_TASK DESCRIPTION_:
Lift out each line of the data that holds "title".

[Data records for software interfaces]
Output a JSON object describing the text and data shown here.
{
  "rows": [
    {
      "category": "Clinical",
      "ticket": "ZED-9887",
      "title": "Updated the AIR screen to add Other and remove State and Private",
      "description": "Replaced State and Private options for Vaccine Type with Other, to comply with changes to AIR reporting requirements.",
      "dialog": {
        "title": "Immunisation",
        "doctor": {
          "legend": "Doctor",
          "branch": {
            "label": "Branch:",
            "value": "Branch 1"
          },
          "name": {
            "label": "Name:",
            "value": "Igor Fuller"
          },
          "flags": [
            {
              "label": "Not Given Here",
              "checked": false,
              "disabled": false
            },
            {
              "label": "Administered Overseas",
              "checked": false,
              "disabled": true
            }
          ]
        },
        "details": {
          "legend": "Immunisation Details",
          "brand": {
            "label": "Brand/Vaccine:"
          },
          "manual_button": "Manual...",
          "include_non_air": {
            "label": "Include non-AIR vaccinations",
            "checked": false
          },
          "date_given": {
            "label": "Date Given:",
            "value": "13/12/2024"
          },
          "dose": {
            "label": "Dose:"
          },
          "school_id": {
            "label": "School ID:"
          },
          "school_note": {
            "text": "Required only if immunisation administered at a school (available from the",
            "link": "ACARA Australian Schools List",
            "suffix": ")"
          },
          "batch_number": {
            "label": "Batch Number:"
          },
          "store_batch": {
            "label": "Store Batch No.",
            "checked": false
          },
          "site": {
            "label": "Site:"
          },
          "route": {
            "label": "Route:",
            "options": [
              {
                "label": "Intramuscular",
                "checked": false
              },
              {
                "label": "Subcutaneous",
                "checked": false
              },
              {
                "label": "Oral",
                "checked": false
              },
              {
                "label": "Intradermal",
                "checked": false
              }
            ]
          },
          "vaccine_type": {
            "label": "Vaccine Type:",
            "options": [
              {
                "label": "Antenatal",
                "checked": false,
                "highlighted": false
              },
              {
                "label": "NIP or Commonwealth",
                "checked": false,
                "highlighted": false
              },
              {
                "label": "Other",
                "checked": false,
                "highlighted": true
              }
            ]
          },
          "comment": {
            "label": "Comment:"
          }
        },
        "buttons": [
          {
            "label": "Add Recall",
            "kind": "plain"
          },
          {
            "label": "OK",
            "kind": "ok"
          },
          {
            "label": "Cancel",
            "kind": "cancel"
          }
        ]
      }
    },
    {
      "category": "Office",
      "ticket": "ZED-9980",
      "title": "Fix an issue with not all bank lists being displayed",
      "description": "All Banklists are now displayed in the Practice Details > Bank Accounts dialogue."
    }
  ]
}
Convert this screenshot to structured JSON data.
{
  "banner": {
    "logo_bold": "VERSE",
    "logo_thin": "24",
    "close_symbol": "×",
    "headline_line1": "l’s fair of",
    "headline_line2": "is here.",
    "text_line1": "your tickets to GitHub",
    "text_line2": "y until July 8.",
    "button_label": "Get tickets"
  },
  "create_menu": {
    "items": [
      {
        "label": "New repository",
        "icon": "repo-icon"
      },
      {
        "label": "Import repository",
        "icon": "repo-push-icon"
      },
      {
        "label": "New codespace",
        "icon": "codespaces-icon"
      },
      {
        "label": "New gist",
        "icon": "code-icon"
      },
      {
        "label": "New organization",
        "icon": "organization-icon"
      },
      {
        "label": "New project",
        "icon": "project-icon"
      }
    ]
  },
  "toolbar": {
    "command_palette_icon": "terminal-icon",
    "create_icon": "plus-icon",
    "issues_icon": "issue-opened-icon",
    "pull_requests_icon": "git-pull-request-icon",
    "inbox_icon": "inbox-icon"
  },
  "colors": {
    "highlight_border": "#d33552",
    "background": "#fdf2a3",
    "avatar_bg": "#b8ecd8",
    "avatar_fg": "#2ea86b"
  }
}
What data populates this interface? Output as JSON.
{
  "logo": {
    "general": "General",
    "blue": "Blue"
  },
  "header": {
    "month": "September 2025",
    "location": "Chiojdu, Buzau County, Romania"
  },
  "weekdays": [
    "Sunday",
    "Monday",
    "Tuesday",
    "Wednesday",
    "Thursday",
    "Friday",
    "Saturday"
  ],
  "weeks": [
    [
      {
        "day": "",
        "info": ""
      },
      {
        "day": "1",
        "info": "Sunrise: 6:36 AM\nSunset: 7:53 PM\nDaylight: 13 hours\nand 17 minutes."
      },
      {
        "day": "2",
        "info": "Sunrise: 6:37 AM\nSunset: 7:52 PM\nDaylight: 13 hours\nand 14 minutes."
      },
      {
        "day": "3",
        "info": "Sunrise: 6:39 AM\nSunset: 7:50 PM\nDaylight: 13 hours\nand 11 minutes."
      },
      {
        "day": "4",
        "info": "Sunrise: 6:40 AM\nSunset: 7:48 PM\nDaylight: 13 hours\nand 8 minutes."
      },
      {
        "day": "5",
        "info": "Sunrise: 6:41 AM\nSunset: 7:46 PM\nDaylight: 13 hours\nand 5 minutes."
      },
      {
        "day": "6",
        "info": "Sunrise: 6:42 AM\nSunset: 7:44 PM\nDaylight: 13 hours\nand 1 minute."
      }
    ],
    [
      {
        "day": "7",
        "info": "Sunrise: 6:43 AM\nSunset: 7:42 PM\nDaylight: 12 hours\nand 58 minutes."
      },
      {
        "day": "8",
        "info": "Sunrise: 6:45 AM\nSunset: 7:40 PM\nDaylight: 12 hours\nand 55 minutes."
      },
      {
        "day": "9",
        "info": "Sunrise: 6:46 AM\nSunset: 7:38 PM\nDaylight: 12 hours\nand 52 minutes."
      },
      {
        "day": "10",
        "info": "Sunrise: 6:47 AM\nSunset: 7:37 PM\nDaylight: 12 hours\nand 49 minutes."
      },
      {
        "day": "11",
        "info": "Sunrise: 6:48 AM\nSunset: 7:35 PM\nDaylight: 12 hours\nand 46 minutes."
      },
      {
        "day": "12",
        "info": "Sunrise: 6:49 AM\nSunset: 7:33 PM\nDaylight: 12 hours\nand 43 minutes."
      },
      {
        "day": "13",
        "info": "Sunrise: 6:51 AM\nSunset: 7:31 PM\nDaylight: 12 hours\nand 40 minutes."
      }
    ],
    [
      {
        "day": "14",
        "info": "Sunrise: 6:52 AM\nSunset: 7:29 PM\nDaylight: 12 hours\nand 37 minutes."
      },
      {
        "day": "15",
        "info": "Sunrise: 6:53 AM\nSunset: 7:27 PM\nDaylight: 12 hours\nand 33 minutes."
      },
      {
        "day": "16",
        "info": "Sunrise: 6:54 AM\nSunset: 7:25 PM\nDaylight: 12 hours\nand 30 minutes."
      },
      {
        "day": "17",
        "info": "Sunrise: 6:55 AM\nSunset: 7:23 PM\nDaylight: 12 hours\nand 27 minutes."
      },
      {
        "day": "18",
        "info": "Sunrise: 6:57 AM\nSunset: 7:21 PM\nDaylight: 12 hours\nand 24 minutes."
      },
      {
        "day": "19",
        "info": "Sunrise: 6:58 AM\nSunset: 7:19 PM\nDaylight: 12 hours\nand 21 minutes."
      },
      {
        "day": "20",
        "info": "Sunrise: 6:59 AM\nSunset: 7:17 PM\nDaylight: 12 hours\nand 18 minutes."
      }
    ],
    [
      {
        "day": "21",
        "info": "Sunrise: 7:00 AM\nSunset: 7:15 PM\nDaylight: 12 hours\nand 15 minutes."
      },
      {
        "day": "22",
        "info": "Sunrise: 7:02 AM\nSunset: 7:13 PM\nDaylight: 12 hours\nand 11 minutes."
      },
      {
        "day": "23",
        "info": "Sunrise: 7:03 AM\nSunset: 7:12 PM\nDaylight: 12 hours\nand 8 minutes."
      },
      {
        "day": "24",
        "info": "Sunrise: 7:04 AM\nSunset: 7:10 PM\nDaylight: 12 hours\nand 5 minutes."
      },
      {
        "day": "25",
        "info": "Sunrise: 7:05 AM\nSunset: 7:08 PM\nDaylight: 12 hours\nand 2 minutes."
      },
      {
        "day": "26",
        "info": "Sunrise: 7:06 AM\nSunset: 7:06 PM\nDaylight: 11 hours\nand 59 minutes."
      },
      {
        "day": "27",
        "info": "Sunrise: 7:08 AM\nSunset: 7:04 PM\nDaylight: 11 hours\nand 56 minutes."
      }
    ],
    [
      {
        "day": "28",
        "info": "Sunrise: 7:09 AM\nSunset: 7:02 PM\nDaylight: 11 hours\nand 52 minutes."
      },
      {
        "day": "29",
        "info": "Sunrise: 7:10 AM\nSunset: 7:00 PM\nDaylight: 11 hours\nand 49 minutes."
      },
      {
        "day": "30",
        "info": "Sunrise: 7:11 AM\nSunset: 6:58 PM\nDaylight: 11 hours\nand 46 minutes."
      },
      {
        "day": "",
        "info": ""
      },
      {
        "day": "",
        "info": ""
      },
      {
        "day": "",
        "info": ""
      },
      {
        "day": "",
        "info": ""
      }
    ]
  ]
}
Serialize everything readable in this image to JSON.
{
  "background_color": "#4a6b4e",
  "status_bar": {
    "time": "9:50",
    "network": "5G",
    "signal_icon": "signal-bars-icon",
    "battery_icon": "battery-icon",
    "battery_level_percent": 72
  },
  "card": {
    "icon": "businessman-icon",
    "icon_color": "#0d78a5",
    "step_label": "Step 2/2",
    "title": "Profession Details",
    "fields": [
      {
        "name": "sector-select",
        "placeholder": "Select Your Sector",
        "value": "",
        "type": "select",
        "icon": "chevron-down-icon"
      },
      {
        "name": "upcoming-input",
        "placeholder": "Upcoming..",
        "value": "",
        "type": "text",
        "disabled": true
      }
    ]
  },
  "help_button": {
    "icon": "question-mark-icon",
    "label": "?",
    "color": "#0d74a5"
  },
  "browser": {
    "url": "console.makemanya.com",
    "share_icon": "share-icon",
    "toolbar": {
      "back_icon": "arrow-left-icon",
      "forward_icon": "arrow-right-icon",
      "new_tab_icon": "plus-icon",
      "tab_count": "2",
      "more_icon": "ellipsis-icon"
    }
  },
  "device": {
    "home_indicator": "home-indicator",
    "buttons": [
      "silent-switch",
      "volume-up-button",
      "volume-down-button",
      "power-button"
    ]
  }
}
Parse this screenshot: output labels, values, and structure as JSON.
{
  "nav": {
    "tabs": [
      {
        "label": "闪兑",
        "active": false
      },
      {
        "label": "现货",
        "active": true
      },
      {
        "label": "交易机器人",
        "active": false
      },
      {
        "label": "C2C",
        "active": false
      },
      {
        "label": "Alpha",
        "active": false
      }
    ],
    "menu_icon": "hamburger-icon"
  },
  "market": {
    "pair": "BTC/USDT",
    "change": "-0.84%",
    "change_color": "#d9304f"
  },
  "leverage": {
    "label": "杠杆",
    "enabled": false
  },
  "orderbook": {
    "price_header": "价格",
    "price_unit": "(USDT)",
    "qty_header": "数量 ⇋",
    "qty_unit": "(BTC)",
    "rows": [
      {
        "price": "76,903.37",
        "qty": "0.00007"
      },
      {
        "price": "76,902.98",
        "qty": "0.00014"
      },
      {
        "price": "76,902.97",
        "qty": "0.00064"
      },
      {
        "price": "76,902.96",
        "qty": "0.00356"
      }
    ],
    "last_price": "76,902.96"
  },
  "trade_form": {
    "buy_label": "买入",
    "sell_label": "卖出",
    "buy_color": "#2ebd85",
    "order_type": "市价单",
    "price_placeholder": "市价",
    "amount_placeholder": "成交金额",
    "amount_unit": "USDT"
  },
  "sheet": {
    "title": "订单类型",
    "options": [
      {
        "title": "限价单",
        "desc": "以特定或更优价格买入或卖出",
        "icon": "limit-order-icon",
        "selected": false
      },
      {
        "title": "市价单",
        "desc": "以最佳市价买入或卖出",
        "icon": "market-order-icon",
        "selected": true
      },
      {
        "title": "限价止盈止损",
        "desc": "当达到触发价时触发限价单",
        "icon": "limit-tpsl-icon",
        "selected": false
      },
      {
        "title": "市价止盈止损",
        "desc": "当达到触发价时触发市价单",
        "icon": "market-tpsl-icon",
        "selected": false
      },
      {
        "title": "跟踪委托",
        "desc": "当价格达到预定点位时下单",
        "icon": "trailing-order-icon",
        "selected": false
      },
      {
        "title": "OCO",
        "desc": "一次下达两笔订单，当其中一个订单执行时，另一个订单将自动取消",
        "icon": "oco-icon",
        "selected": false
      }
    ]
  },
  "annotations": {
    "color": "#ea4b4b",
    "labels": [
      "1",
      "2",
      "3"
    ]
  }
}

_SOLUTION BELOW_:
      "title": "Updated the AIR screen to add Other and remove State and Private",
        "title": "Immunisation",
      "title": "Fix an issue with not all bank lists being displayed",
    "title": "Profession Details",
    "title": "订单类型",
        "title": "限价单",
        "title": "市价单",
        "title": "限价止盈止损",
        "title": "市价止盈止损",
        "title": "跟踪委托",
        "title": "OCO",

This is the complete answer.